The 2018–19 environment remains surcharged. The incitement to violence continues, as does the impunity, with government officials and police closing their eyes and ears to the slogans. They refuse to record violence, are tardy and slipshod in investigations, and shoddy in prosecution.
Recent data, collected for the civil rights submission to the United Nations Human Rights Council Universal Periodic Review, brings this out in a startling manner. Just in 2016, there have been more than 350 cases of violence of various kinds against the Christian community alone. The number of unreported violence is anyone’s guess, as indeed is the totality of violence, by state and non-state actors, against the Muslim community. The 2018–19 data is no different.
One must be functionally political to be a citizen in India. Citizenship itself is a political position. Political activity does not mean disobeying the government, the ruler. It does not mean defying the Book which says God appointed men to rule over us, and to give Caesar what is due unto Caesar.
Political activity also does not mean asking Mrs Sonia Gandhi for a ticket to the Lok Sabha, or joining Mr Modi in the hope that, as a token, some crumbs will come a Christian’s way.
Politics is a celebration of our place in our motherland, and in our democracy. It is the mechanics of expanding our freedom, or placing our concerns before the institutions of state, Parliament, assemblies, municipalities and courts of law. It is through our participation in the political processes, of which elections are but a part, that we celebrate our nationality, and our nationalism.

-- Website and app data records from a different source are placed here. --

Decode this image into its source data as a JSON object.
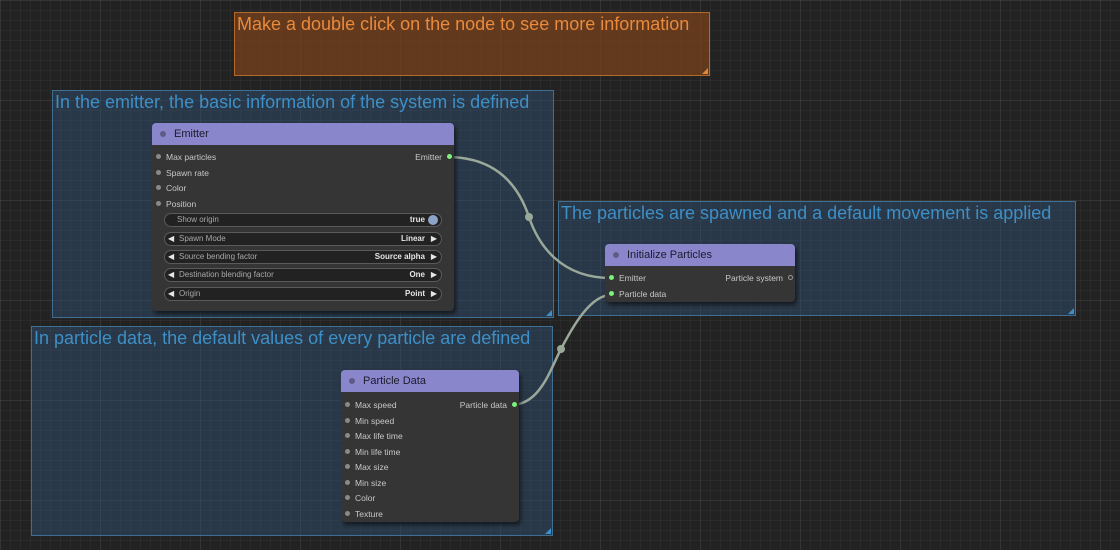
{
  "comment": {
    "text": "Make a double click on the node to see more information",
    "color": "#ea8a3c"
  },
  "groups": {
    "emitter": {
      "title": "In the emitter, the basic information of the system is defined"
    },
    "init": {
      "title": "The particles are spawned and a default movement is applied"
    },
    "particle": {
      "title": "In particle data, the default values of every particle are defined"
    }
  },
  "nodes": {
    "emitter": {
      "title": "Emitter",
      "inputs": [
        "Max particles",
        "Spawn rate",
        "Color",
        "Position"
      ],
      "output": "Emitter",
      "widgets": [
        {
          "label": "Show origin",
          "value": "true",
          "kind": "toggle"
        },
        {
          "label": "Spawn Mode",
          "value": "Linear",
          "kind": "combo"
        },
        {
          "label": "Source bending factor",
          "value": "Source alpha",
          "kind": "combo"
        },
        {
          "label": "Destination blending factor",
          "value": "One",
          "kind": "combo"
        },
        {
          "label": "Origin",
          "value": "Point",
          "kind": "combo"
        }
      ]
    },
    "init": {
      "title": "Initialize Particles",
      "inputs": [
        "Emitter",
        "Particle data"
      ],
      "output": "Particle system"
    },
    "particle": {
      "title": "Particle Data",
      "inputs": [
        "Max speed",
        "Min speed",
        "Max life time",
        "Min life time",
        "Max size",
        "Min size",
        "Color",
        "Texture"
      ],
      "output": "Particle data"
    }
  },
  "colors": {
    "node_title": "#8a86cc",
    "group_title": "#3d8fc7",
    "connected_slot": "#7cf27c",
    "link": "#9aa89a"
  },
  "icons": {
    "left_arrow": "◀",
    "right_arrow": "▶"
  }
}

As Christians, we are called upon to be political. We must take part in all aspects of politics, by joining parties of our choice, based on our political predictions and economic and social objectives. We must contest elections from the panchayat to Parliament. And, above all, we must voice our concerns without fear. That is politics. That is what Paul meant.